▶ INFORMATION GIVEN
= = =

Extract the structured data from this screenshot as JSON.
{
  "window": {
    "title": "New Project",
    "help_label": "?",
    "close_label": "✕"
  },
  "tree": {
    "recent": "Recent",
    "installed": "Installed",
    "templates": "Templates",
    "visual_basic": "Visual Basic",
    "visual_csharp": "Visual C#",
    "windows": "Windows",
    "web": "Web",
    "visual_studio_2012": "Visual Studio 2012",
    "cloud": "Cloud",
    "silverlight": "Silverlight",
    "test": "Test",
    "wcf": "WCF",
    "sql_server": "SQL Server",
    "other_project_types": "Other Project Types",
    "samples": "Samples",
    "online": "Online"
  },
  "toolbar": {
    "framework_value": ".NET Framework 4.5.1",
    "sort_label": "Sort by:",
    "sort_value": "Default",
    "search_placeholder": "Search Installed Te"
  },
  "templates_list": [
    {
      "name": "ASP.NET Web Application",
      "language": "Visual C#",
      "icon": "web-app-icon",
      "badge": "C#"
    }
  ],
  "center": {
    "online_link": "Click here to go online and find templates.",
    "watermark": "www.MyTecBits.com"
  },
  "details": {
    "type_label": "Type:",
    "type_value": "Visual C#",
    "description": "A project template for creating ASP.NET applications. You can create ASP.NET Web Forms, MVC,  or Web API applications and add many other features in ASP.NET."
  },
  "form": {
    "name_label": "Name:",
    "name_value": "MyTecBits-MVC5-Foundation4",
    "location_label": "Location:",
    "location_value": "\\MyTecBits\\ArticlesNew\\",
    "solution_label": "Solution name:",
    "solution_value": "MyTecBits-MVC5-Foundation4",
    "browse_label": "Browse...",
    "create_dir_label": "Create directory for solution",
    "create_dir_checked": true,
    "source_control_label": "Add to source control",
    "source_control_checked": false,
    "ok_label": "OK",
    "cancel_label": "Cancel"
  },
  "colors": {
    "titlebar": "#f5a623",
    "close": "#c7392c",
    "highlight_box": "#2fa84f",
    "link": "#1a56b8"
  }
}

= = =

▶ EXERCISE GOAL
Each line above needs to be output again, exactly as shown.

▶ OUTPUT BELOW
Extract the structured data from this screenshot as JSON.
{
  "window": {
    "title": "New Project",
    "help_label": "?",
    "close_label": "✕"
  },
  "tree": {
    "recent": "Recent",
    "installed": "Installed",
    "templates": "Templates",
    "visual_basic": "Visual Basic",
    "visual_csharp": "Visual C#",
    "windows": "Windows",
    "web": "Web",
    "visual_studio_2012": "Visual Studio 2012",
    "cloud": "Cloud",
    "silverlight": "Silverlight",
    "test": "Test",
    "wcf": "WCF",
    "sql_server": "SQL Server",
    "other_project_types": "Other Project Types",
    "samples": "Samples",
    "online": "Online"
  },
  "toolbar": {
    "framework_value": ".NET Framework 4.5.1",
    "sort_label": "Sort by:",
    "sort_value": "Default",
    "search_placeholder": "Search Installed Te"
  },
  "templates_list": [
    {
      "name": "ASP.NET Web Application",
      "language": "Visual C#",
      "icon": "web-app-icon",
      "badge": "C#"
    }
  ],
  "center": {
    "online_link": "Click here to go online and find templates.",
    "watermark": "www.MyTecBits.com"
  },
  "details": {
    "type_label": "Type:",
    "type_value": "Visual C#",
    "description": "A project template for creating ASP.NET applications. You can create ASP.NET Web Forms, MVC,  or Web API applications and add many other features in ASP.NET."
  },
  "form": {
    "name_label": "Name:",
    "name_value": "MyTecBits-MVC5-Foundation4",
    "location_label": "Location:",
    "location_value": "\\MyTecBits\\ArticlesNew\\",
    "solution_label": "Solution name:",
    "solution_value": "MyTecBits-MVC5-Foundation4",
    "browse_label": "Browse...",
    "create_dir_label": "Create directory for solution",
    "create_dir_checked": true,
    "source_control_label": "Add to source control",
    "source_control_checked": false,
    "ok_label": "OK",
    "cancel_label": "Cancel"
  },
  "colors": {
    "titlebar": "#f5a623",
    "close": "#c7392c",
    "highlight_box": "#2fa84f",
    "link": "#1a56b8"
  }
}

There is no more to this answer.